- **EXERCISE DIRECTIONS**
Your task is to output all the records below, word for word.

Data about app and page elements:
<<<<

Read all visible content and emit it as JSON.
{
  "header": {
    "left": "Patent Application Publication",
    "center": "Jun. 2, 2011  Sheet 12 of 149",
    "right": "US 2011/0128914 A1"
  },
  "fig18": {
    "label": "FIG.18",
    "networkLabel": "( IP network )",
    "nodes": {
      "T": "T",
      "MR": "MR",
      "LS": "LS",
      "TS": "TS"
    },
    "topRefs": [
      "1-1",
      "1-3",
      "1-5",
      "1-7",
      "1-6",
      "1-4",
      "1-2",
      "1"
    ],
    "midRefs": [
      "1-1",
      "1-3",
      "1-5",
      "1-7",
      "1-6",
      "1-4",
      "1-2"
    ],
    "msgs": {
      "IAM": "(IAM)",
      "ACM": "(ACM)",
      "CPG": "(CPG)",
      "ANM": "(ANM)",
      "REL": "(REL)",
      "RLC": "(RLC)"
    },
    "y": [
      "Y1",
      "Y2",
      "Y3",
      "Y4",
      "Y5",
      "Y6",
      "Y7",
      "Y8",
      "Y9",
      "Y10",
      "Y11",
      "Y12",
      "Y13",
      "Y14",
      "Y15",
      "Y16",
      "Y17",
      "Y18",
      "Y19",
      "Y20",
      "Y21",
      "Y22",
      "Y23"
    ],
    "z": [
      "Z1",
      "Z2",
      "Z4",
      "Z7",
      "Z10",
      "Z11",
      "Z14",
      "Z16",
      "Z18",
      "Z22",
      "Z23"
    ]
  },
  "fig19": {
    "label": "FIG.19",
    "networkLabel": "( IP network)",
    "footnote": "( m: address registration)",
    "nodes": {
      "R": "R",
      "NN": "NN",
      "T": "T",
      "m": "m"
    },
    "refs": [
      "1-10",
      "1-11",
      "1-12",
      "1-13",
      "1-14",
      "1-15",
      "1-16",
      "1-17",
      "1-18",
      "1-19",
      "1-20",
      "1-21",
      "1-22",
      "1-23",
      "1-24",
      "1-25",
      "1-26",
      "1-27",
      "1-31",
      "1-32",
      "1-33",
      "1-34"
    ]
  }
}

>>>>

- **REPLY**
Read all visible content and emit it as JSON.
{
  "header": {
    "left": "Patent Application Publication",
    "center": "Jun. 2, 2011  Sheet 12 of 149",
    "right": "US 2011/0128914 A1"
  },
  "fig18": {
    "label": "FIG.18",
    "networkLabel": "( IP network )",
    "nodes": {
      "T": "T",
      "MR": "MR",
      "LS": "LS",
      "TS": "TS"
    },
    "topRefs": [
      "1-1",
      "1-3",
      "1-5",
      "1-7",
      "1-6",
      "1-4",
      "1-2",
      "1"
    ],
    "midRefs": [
      "1-1",
      "1-3",
      "1-5",
      "1-7",
      "1-6",
      "1-4",
      "1-2"
    ],
    "msgs": {
      "IAM": "(IAM)",
      "ACM": "(ACM)",
      "CPG": "(CPG)",
      "ANM": "(ANM)",
      "REL": "(REL)",
      "RLC": "(RLC)"
    },
    "y": [
      "Y1",
      "Y2",
      "Y3",
      "Y4",
      "Y5",
      "Y6",
      "Y7",
      "Y8",
      "Y9",
      "Y10",
      "Y11",
      "Y12",
      "Y13",
      "Y14",
      "Y15",
      "Y16",
      "Y17",
      "Y18",
      "Y19",
      "Y20",
      "Y21",
      "Y22",
      "Y23"
    ],
    "z": [
      "Z1",
      "Z2",
      "Z4",
      "Z7",
      "Z10",
      "Z11",
      "Z14",
      "Z16",
      "Z18",
      "Z22",
      "Z23"
    ]
  },
  "fig19": {
    "label": "FIG.19",
    "networkLabel": "( IP network)",
    "footnote": "( m: address registration)",
    "nodes": {
      "R": "R",
      "NN": "NN",
      "T": "T",
      "m": "m"
    },
    "refs": [
      "1-10",
      "1-11",
      "1-12",
      "1-13",
      "1-14",
      "1-15",
      "1-16",
      "1-17",
      "1-18",
      "1-19",
      "1-20",
      "1-21",
      "1-22",
      "1-23",
      "1-24",
      "1-25",
      "1-26",
      "1-27",
      "1-31",
      "1-32",
      "1-33",
      "1-34"
    ]
  }
}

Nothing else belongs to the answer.